Fifteen of the sixteen denominations in this issue differed from the sixteen denominations in the first emission of the series, issued about four months earlier in August. Only the 10s denomination is common to both emissions. Nevertheless, the two sets of plates used to print the notes were the same ones used for the previous issue of August 18, 1775 but with alterations to reflect the new date of issue and the differing denominations.
In a letter Revere wrote to the Massachusetts House of Representatives on December 8, 1775 he agreed to:

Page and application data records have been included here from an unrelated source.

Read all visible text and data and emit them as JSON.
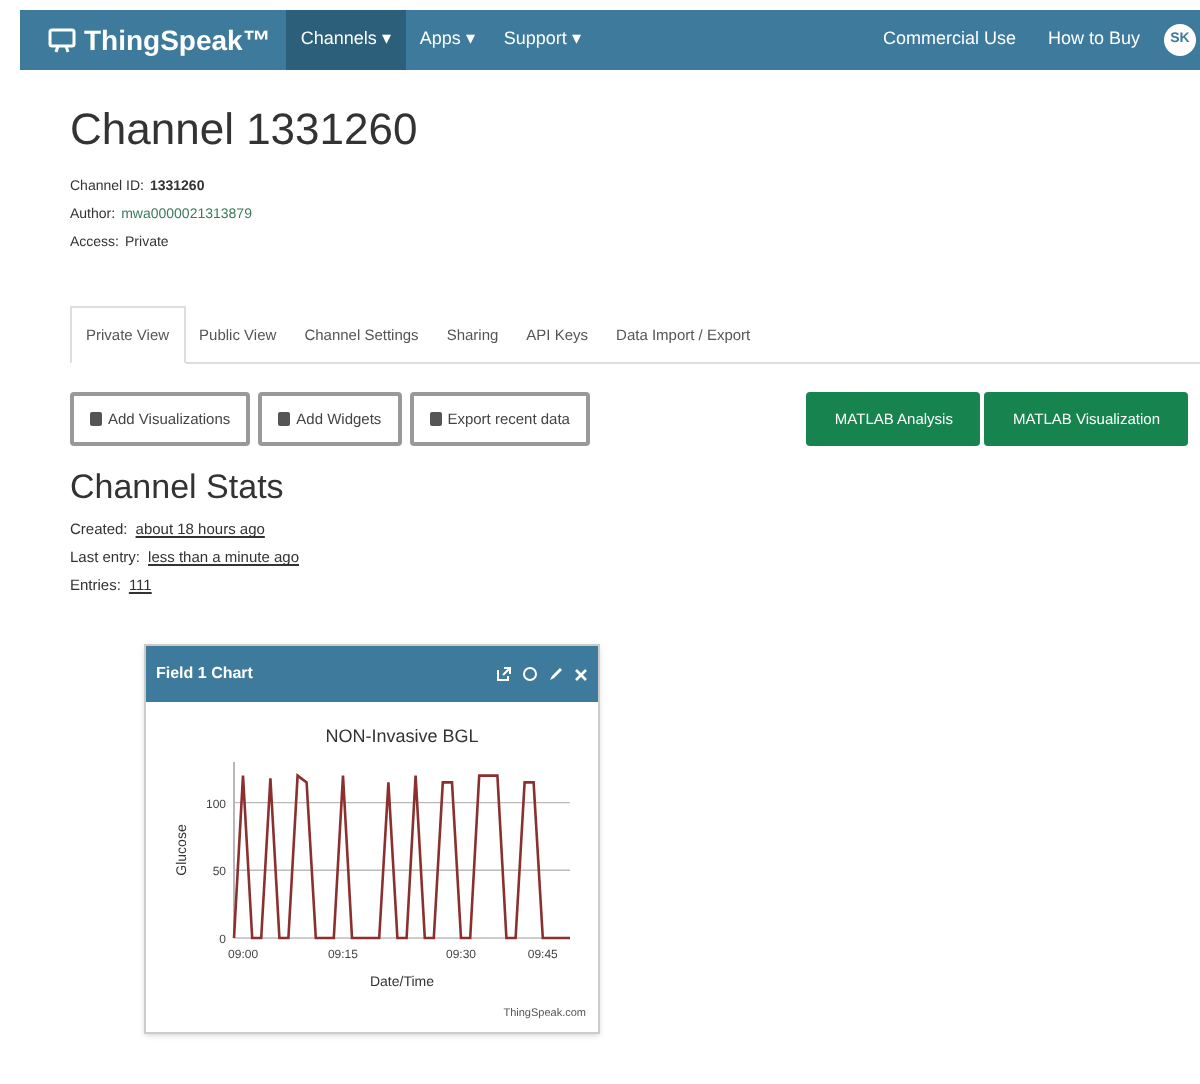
{
  "navbar": {
    "brand": "ThingSpeak™",
    "menus": [
      {
        "label": "Channels ▾",
        "selected": true
      },
      {
        "label": "Apps ▾",
        "selected": false
      },
      {
        "label": "Support ▾",
        "selected": false
      }
    ],
    "links": [
      "Commercial Use",
      "How to Buy"
    ],
    "avatar": "SK"
  },
  "channel": {
    "title": "Channel 1331260",
    "info": [
      {
        "label": "Channel ID:",
        "value": "1331260"
      },
      {
        "label": "Author:",
        "value": "mwa0000021313879"
      },
      {
        "label": "Access:",
        "value": "Private"
      }
    ]
  },
  "tabs": [
    {
      "label": "Private View",
      "selected": true
    },
    {
      "label": "Public View",
      "selected": false
    },
    {
      "label": "Channel Settings",
      "selected": false
    },
    {
      "label": "Sharing",
      "selected": false
    },
    {
      "label": "API Keys",
      "selected": false
    },
    {
      "label": "Data Import / Export",
      "selected": false
    }
  ],
  "actions": [
    "Add Visualizations",
    "Add Widgets",
    "Export recent data"
  ],
  "matlab_buttons": [
    "MATLAB Analysis",
    "MATLAB Visualization"
  ],
  "stats": {
    "title": "Channel Stats",
    "items": [
      {
        "label": "Created:",
        "value": "about 18 hours ago"
      },
      {
        "label": "Last entry:",
        "value": "less than a minute ago"
      },
      {
        "label": "Entries:",
        "value": "111"
      }
    ]
  },
  "chart_card": {
    "title": "Field 1 Chart",
    "chart_data": {
      "type": "line",
      "title": "NON-Invasive BGL",
      "xlabel": "Date/Time",
      "ylabel": "Glucose",
      "categories": [
        null,
        "09:00",
        null,
        null,
        null,
        null,
        null,
        null,
        null,
        null,
        null,
        null,
        "09:15",
        null,
        null,
        null,
        null,
        null,
        null,
        null,
        null,
        null,
        null,
        null,
        null,
        "09:30",
        null,
        null,
        null,
        null,
        null,
        null,
        null,
        null,
        "09:45",
        null,
        null,
        null
      ],
      "series": [
        {
          "color": "#8b2f2f",
          "values": [
            0,
            120,
            0,
            0,
            118,
            0,
            0,
            120,
            115,
            0,
            0,
            0,
            120,
            0,
            0,
            0,
            0,
            115,
            0,
            0,
            120,
            0,
            0,
            115,
            115,
            0,
            0,
            120,
            120,
            120,
            0,
            0,
            115,
            115,
            0,
            0,
            0,
            0
          ]
        }
      ],
      "ylim": [
        0,
        130
      ],
      "yticks": [
        0,
        50,
        100
      ]
    },
    "credit": "ThingSpeak.com"
  }
}
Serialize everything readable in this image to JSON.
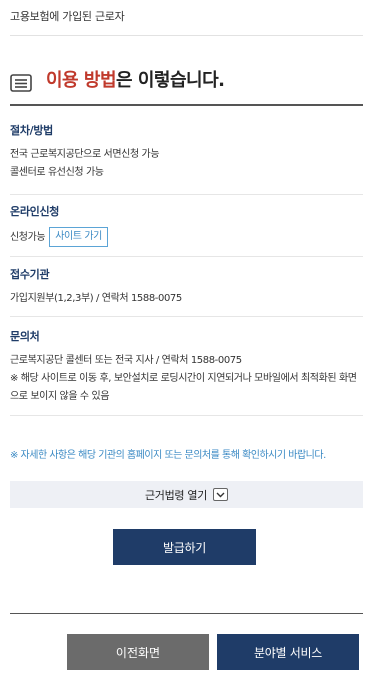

"Engrave the Plates & make the necessary alterations in the same ... As the alteration & engraving will not be quite so much work as the last [referring to the first Sword in Hand emission of August 18], I agree to alow [sic] thirty Shillings L. [Lawful] Money out of the whole."The letter had been written from Watertown, where the legislature was meeting and apparently was quickly delivered and immediately acted upon, for on the same day, December 8th, the House resolved:
"That Henry Gardner Esquire; Receiver General of this Colony be, and hereby is directed to deliver unto Mr. Paul revere, Engraver, the two Pair of Copper-Plates, now in the keeping of said Receiver General, from which the last Emission of Bills was struck off; one Pair of said Plates to be delivered upon the return of the other, and that Mr. Revere be directed to proceed with all expedition, in the cutting or engraving a New Sett of Plates for the striking off Bills of public Credit, ... And that he be allowed for said Service One Penny and a Half Penny O.T. [Old Tenor] for each Bill he shall strike off, he finding the Paper, and every Material that shall be necessary, and allowing a deduction to be made from the forgoing Allowance of the Sum of Thirty Shillings Lawful-Money for the Advantage he will receive from the old Plates ..." [House Journal, p. 28].
The copper plate used to print the front of the 8d-7s denominations is extant in the Massachusetts State Archives, unfortunately the plate for the back of these notes is lost. The plate used for the front of 10s-48s denominations was further modified and reused for the final two emissions of this series and has not survived. However, the plate for the back of the higher denominations does survive. As it was modified for the final emission of this series, dated November 17, 1776, it is discussed under that emission. Also, a copper plate for the front of a counterfeit 42s note of the December 7th emission survives in the Montrose Natural History and Antiquarian Society, Montrose, Scotland. That plate now has a hole in the oval where the serial number would be written.
As on the first emission, the front of each note has a small oval vignette with a ship docked at a harbor or a tree; the design differs on each denomination. The back depicts a colonial American soldier (sometimes called a minuteman) with a sword in his right hand and copy of the Magna Charta in his left. This is a document signed by King John in 1215, popularly interpreted as conferring rights to all free Englishmen. Above is the motto "Issued in defence of American Liberty" and below is the motto of Massachusetts "Ense petit placidam sub Libertate Quietem." (By the sword one seeks peace under tranquil liberty). Denominations for the December 7, 1775 issue were: 8d, 1s4d, 1s6d, 2s8d, 3s, 3s4d, 4s6d, 7s, 10s, 14s, 16s, 22s, 28s, 36s, 42s and 48s.